Transport practices for avocado

Transport of avocado generally takes place in (refrigerated) trucks, reefer containers, or by plane. Checks and proper loading are always important to maintain good (temperature) conditions for the product during transport. Refrigerated transport is often necessary. Trucks and reefers can maintain a low temperature, but do not have enough cooling capacity to lower the product temperature. Therefore, products must be pre-cooled before entering the refrigerated truck or reefer. During transport and waiting periods, the load must be well covered to protect against dust, sun and rain. Careful driving and handling are essential to prevent damage to produce from mechanical actions.

Loading truck in avocado orchard. Photo by WFBR.

Proper transport conditions for avocados

The pick-up of avocados from the orchard should follow soon after harvest because it is essential that avocados, especially for overseas shipment, are cooled as soon as possible. Therefore, delays between harvest and cooling should be avoided. After cooling in packhouse, they can be transported further in refrigerated trucks or reefer containers. The best transport temperature for avocado depends on variety, production areas and the season, it is usually in the range between 5 and 7 ºC. The optimum humidity would be around 90% RH. The temperature during transport should be kept constant to reduce condensation. Higher humidity or condensation may encourage the growth of moulds.

Attention points when transporting avocados

  1. Loading at avocado farm. Photo by anarociogf/

    Loading at the farm

    Upon pick-up, the crates or other packaging must be stacked carefully and tightened to ensure they do not shift or fall-over during transport. In the case of larger trucks and loads that do not fully occupy the truck floor, the tightening must be done by placing (pallet-)edge protectors at the edges of a batch of stacked field crates. Especially for warm loads (picked up at harvest), air ventilation through the stacks should be warranted
  2. Loading avocados after packing and precooling. Photo by WFBR.

    Loading after pre-cooling

    The loading must be realized preferably from a climate-controlled loading dock via “cold tunnels” (<8°C) into the truck or reefer. This prevents ambient air from entering the pre-cooled reefer container, or truck, or the climate-controlled loading dock. Apart from maintaining the avocados at the desired low temperature, this is important in order to avoid condensation, which will occur when warm moisture-laden air enters the reefer container or truck
  3. Stacking of precooled boxes as a solid block in a refrigerated truck and reefer. Photo by WFBR.

    Stacking of refrigerated truck and reefer

    In reefer containers, with bottom-air delivery system the cargo must be stacked as a solid block with only little space between the cartons and the reefer container wall to avoid short–cycle airflow. Also do not stow above the red line at the reefer wall. Pay also attention to the coverage of the open floor and forklift pocket openings pallets in the rear.
  4. A reefer container. Photo by WFBR.

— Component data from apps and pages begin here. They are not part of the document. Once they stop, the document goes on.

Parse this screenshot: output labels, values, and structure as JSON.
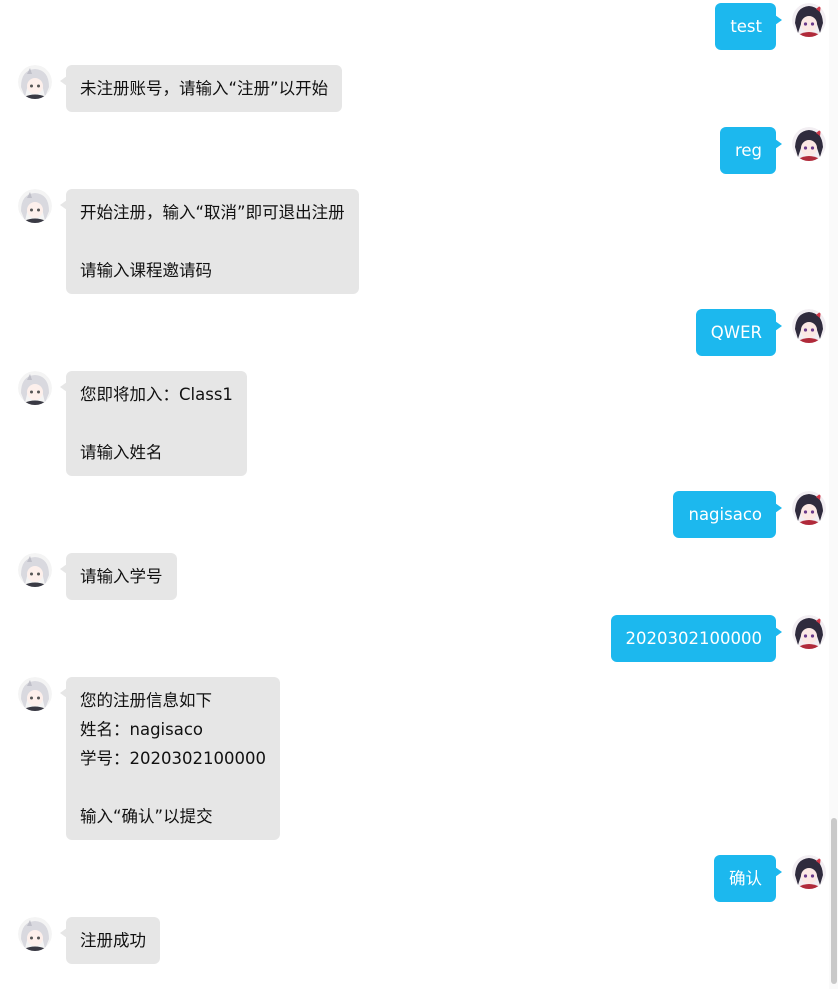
{
  "colors": {
    "user_bubble": "#1cb8ee",
    "bot_bubble": "#e6e6e6",
    "background": "#ffffff"
  },
  "avatars": {
    "user": "anime-girl-dark-hair-avatar",
    "bot": "anime-girl-white-hair-avatar"
  },
  "messages": [
    {
      "sender": "user",
      "text": "test"
    },
    {
      "sender": "bot",
      "text": "未注册账号，请输入“注册”以开始"
    },
    {
      "sender": "user",
      "text": "reg"
    },
    {
      "sender": "bot",
      "text": "开始注册，输入“取消”即可退出注册\n\n请输入课程邀请码"
    },
    {
      "sender": "user",
      "text": "QWER"
    },
    {
      "sender": "bot",
      "text": "您即将加入：Class1\n\n请输入姓名"
    },
    {
      "sender": "user",
      "text": "nagisaco"
    },
    {
      "sender": "bot",
      "text": "请输入学号"
    },
    {
      "sender": "user",
      "text": "2020302100000"
    },
    {
      "sender": "bot",
      "text": "您的注册信息如下\n姓名：nagisaco\n学号：2020302100000\n\n输入“确认”以提交"
    },
    {
      "sender": "user",
      "text": "确认"
    },
    {
      "sender": "bot",
      "text": "注册成功"
    }
  ]
}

    Settings of reefer containers

    Temperature may be set between 5 and 7°C. For specific production areas and chilling sensitive avocado fruits, a stepdown temperature program may be applied. When transport under regular atmosphere, set up the ventilation (fresh air) panel to 120m³/h for a 40 foot container to remove CO2 produced by respiration of avocado. When avocado are transported under Control Atmosphere, oxygen level should be set up between 2 and 5%; 3 and 10% for CO2 levels
  5. Image of a plane circling the earth by Creative icon styles/

    Air transport

    The volumes of avocados which are transported by air is small. For transit at the airport, foil laminated thermal blankets can be used to cover a whole pallet if cold chain temperature cannot be guaranteed
  6. Temperature mangement in the packhouse. Photo by Sorn340 Studio Images/

    Temperature logging

    The cold chain should not be broken with optimal temperature range depending on variety and maturity. Lower or higher temperatures can easily result in loss of quality. Cooled avocados that are re-warmed when the cold chain is broken, can have condensation on the fruit. This will increase their susceptibility to fungal decay. Good quality control during transport includes temperature logging
  7. Unloading at import destination. Photo by WFBR.


    Before unloading the container, ventilate the container to bring back atmospheric oxygen level inside. Unload carefully to avoid handling damage. The pallets (or other packaging) with avocados must be moved directly to a cold storage. When pallets are moved to the cold storage upon unloading, it is recommended to sample fruits for inspection before stowing the pallets in the cold storage. Visual appearance of avocados, but also of packaging and pallets can be documented via photographs.

"A reefer container or truck is only capable of maintaining the produce temperature, not to lower it. Therefore, products need to be pre-cooled."
Eelke Westra - Specialist Postharvest Technology